Attorney General Ellison’s pursuit of federal debt relief for the students affected by today’s decision comes on top of other advocacy for former ITT students. In October 2020, Attorney General Ellison secured $1.6 million in debt relief for Minnesota students by reaching a settlement with a trust that held that debt, which the Attorney General alleged were unfair and illegal. The private loan trust agreed to forgive the debt rather than face litigation. In June 2019, Attorney General Ellison secured $1 million in relief for former ITT students by reaching a settlement with another lender that was organized for the sole purpose of providing ITT loans. That company agreed to forego collection of outstanding loans and cease doing business.
The Attorney General’s Office also filed a claim in ITT’s bankruptcy and resolved that claim in a way that ensured maximum relief for defrauded students.
Fighting for all students harmed by predatory schools
In addition to his actions concerning ITT, Attorney General Ellison has been a leader in advocating for students and taxpayers and seeking to hold predatory schools to account, including by:
- Winning $40 million in debt forgiveness and restitution for Minnesotans harmed by illegal recruiting, marketing, and lending operations by Minnesota School of Business;
- Securing $14 million in debt-cancellation and restitution for Minnesotans as part of a $1.85B multistate settlement with loan servicer Navient;
- Securing $2.1 million in private debt relief for former Argosy University students and leading the charge for additional federal loan relief for Argosy students affected by the school’s abrupt closure;
- Shutting down and securing refunds from fraudulent student-loan debt-relief companies; and
- Suing former U.S. Education Secretary Betsy DeVos to stop the Trump Administration from implementing federal rules designed to thwart debt relief for defrauded students and remove accountability for for-profit schools.
A representative of Attorney General Ellison’s Office was also the lead negotiator on behalf of state attorneys general in rulemaking sessions held earlier this year designed to enhance accountability and oversight of schools receiving federal student aid. As part of those sessions, Attorney General Ellison’s Office advocated for fair, clear, and strong rules that would prevent the federal government from giving any more tax dollars to schools that deliver poor results and rely on aggressive and deceptive recruiting to enroll students.
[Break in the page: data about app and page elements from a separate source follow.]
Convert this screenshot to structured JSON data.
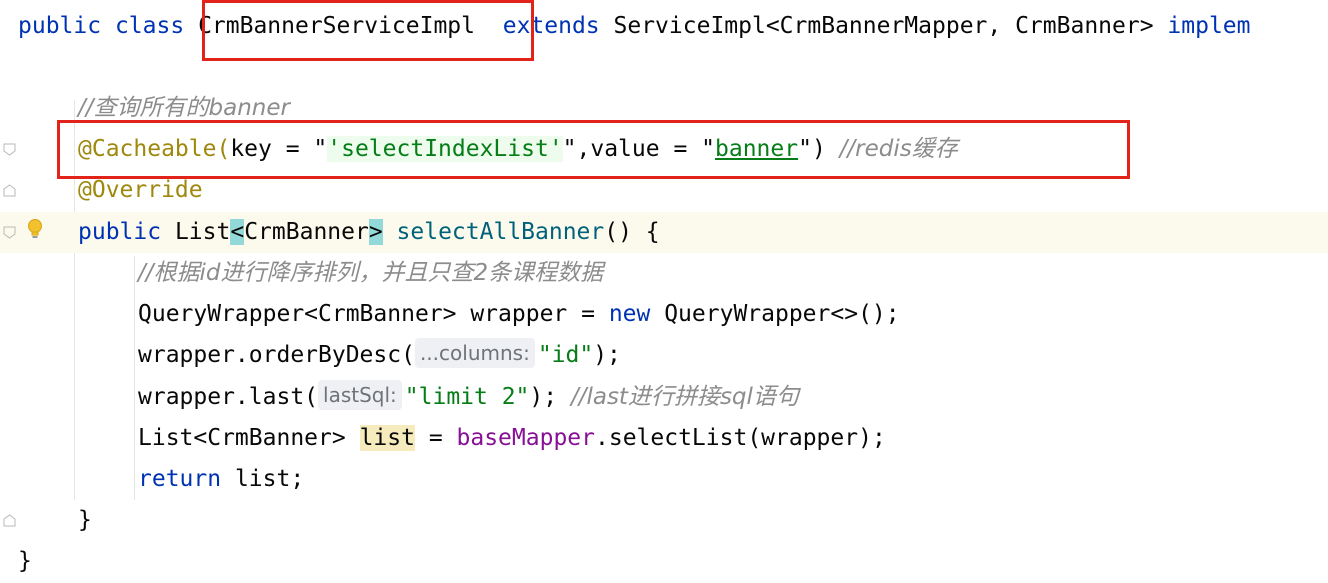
{
  "editor": {
    "line1": {
      "kw1": "public",
      "kw2": "class",
      "class_name": "CrmBannerServiceImpl",
      "kw3": "extends",
      "rest": "ServiceImpl<CrmBannerMapper, CrmBanner>",
      "kw4": "implem"
    },
    "line2_comment": "//查询所有的banner",
    "line3": {
      "annotation": "@Cacheable(",
      "key_part": "key = \"",
      "key_value": "'selectIndexList'",
      "mid": "\",value = \"",
      "value_value": "banner",
      "close": "\")",
      "comment": "//redis缓存"
    },
    "line4_annotation": "@Override",
    "line5": {
      "kw": "public",
      "type": "List",
      "lt": "<",
      "generic": "CrmBanner",
      "gt": ">",
      "method": "selectAllBanner",
      "rest": "() {"
    },
    "line6_comment": "//根据id进行降序排列，并且只查2条课程数据",
    "line7": {
      "decl": "QueryWrapper<CrmBanner> wrapper = ",
      "kw": "new",
      "rest": " QueryWrapper<>();"
    },
    "line8": {
      "pre": "wrapper.orderByDesc(",
      "hint": "...columns:",
      "arg": "\"id\"",
      "post": ");"
    },
    "line9": {
      "pre": "wrapper.last(",
      "hint": "lastSql:",
      "arg": "\"limit 2\"",
      "post": ");",
      "comment": "//last进行拼接sql语句"
    },
    "line10": {
      "type": "List<CrmBanner>",
      "var": "list",
      "eq": " = ",
      "field": "baseMapper",
      "rest": ".selectList(wrapper);"
    },
    "line11": {
      "kw": "return",
      "rest": " list;"
    },
    "line12": "}",
    "line13": "}"
  },
  "colors": {
    "highlight_box": "#e2231a",
    "keyword": "#0033b3",
    "annotation": "#9e880d",
    "comment": "#8c8c8c",
    "string": "#067d17"
  },
  "icons": [
    "fold-marker-icon",
    "lightbulb-icon"
  ]
}
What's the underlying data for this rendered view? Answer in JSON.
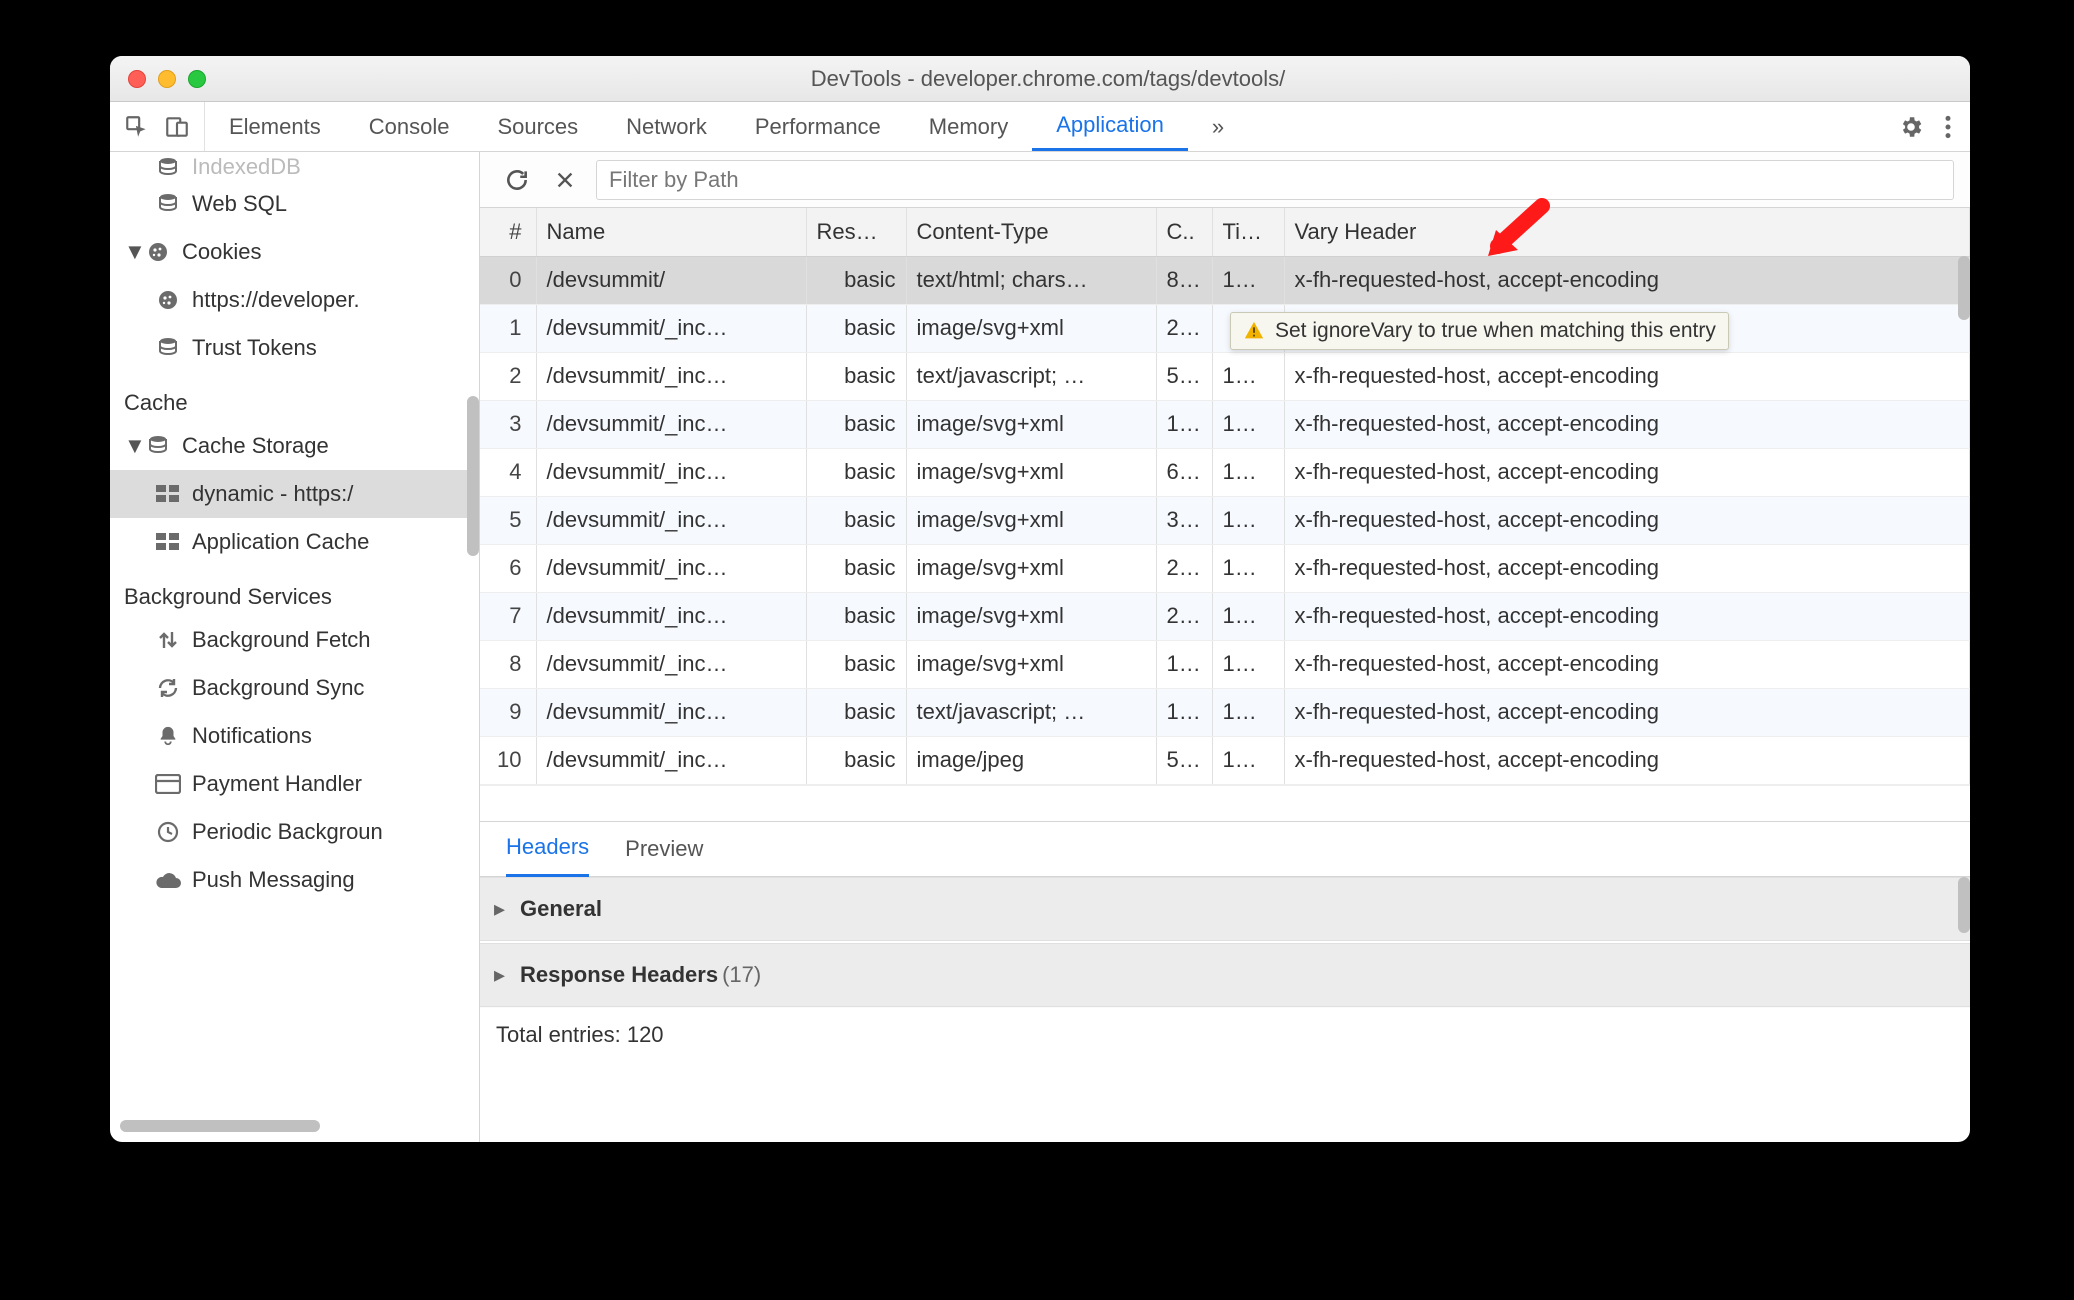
{
  "window": {
    "title": "DevTools - developer.chrome.com/tags/devtools/"
  },
  "tabs": {
    "items": [
      "Elements",
      "Console",
      "Sources",
      "Network",
      "Performance",
      "Memory",
      "Application"
    ],
    "active": "Application"
  },
  "sidebar": {
    "items": [
      {
        "type": "item",
        "depth": 1,
        "icon": "db",
        "label": "IndexedDB",
        "cut": true
      },
      {
        "type": "item",
        "depth": 1,
        "icon": "db",
        "label": "Web SQL"
      },
      {
        "type": "item",
        "depth": 0,
        "icon": "cookie",
        "label": "Cookies",
        "expandable": true,
        "expanded": true
      },
      {
        "type": "item",
        "depth": 1,
        "icon": "cookie",
        "label": "https://developer."
      },
      {
        "type": "item",
        "depth": 1,
        "icon": "db",
        "label": "Trust Tokens"
      },
      {
        "type": "header",
        "label": "Cache"
      },
      {
        "type": "item",
        "depth": 0,
        "icon": "db",
        "label": "Cache Storage",
        "expandable": true,
        "expanded": true
      },
      {
        "type": "item",
        "depth": 1,
        "icon": "grid",
        "label": "dynamic - https:/",
        "selected": true
      },
      {
        "type": "item",
        "depth": 1,
        "icon": "grid",
        "label": "Application Cache"
      },
      {
        "type": "header",
        "label": "Background Services"
      },
      {
        "type": "item",
        "depth": 1,
        "icon": "updown",
        "label": "Background Fetch"
      },
      {
        "type": "item",
        "depth": 1,
        "icon": "sync",
        "label": "Background Sync"
      },
      {
        "type": "item",
        "depth": 1,
        "icon": "bell",
        "label": "Notifications"
      },
      {
        "type": "item",
        "depth": 1,
        "icon": "card",
        "label": "Payment Handler"
      },
      {
        "type": "item",
        "depth": 1,
        "icon": "clock",
        "label": "Periodic Backgroun"
      },
      {
        "type": "item",
        "depth": 1,
        "icon": "cloud",
        "label": "Push Messaging"
      }
    ]
  },
  "filter": {
    "placeholder": "Filter by Path"
  },
  "columns": {
    "index": "#",
    "name": "Name",
    "response": "Res…",
    "contentType": "Content-Type",
    "contentLen": "C..",
    "time": "Ti…",
    "vary": "Vary Header"
  },
  "rows": [
    {
      "i": "0",
      "name": "/devsummit/",
      "res": "basic",
      "ct": "text/html; chars…",
      "cl": "8…",
      "ti": "1…",
      "vary": "x-fh-requested-host, accept-encoding",
      "selected": true
    },
    {
      "i": "1",
      "name": "/devsummit/_inc…",
      "res": "basic",
      "ct": "image/svg+xml",
      "cl": "2…",
      "ti": "",
      "vary": ""
    },
    {
      "i": "2",
      "name": "/devsummit/_inc…",
      "res": "basic",
      "ct": "text/javascript; …",
      "cl": "5…",
      "ti": "1…",
      "vary": "x-fh-requested-host, accept-encoding"
    },
    {
      "i": "3",
      "name": "/devsummit/_inc…",
      "res": "basic",
      "ct": "image/svg+xml",
      "cl": "1…",
      "ti": "1…",
      "vary": "x-fh-requested-host, accept-encoding"
    },
    {
      "i": "4",
      "name": "/devsummit/_inc…",
      "res": "basic",
      "ct": "image/svg+xml",
      "cl": "6…",
      "ti": "1…",
      "vary": "x-fh-requested-host, accept-encoding"
    },
    {
      "i": "5",
      "name": "/devsummit/_inc…",
      "res": "basic",
      "ct": "image/svg+xml",
      "cl": "3…",
      "ti": "1…",
      "vary": "x-fh-requested-host, accept-encoding"
    },
    {
      "i": "6",
      "name": "/devsummit/_inc…",
      "res": "basic",
      "ct": "image/svg+xml",
      "cl": "2…",
      "ti": "1…",
      "vary": "x-fh-requested-host, accept-encoding"
    },
    {
      "i": "7",
      "name": "/devsummit/_inc…",
      "res": "basic",
      "ct": "image/svg+xml",
      "cl": "2…",
      "ti": "1…",
      "vary": "x-fh-requested-host, accept-encoding"
    },
    {
      "i": "8",
      "name": "/devsummit/_inc…",
      "res": "basic",
      "ct": "image/svg+xml",
      "cl": "1…",
      "ti": "1…",
      "vary": "x-fh-requested-host, accept-encoding"
    },
    {
      "i": "9",
      "name": "/devsummit/_inc…",
      "res": "basic",
      "ct": "text/javascript; …",
      "cl": "1…",
      "ti": "1…",
      "vary": "x-fh-requested-host, accept-encoding"
    },
    {
      "i": "10",
      "name": "/devsummit/_inc…",
      "res": "basic",
      "ct": "image/jpeg",
      "cl": "5…",
      "ti": "1…",
      "vary": "x-fh-requested-host, accept-encoding"
    }
  ],
  "tooltip": {
    "text": "Set ignoreVary to true when matching this entry"
  },
  "details": {
    "tabs": {
      "items": [
        "Headers",
        "Preview"
      ],
      "active": "Headers"
    },
    "sections": {
      "general": "General",
      "responseHeaders": "Response Headers",
      "responseHeadersCount": "(17)"
    },
    "footer": "Total entries: 120"
  }
}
The Minnesota Attorney General’s Office also recently updated its Student Loan Handbook, which provides guidance and information to Minnesotans facing hardships with student debt or considering taking out student loans.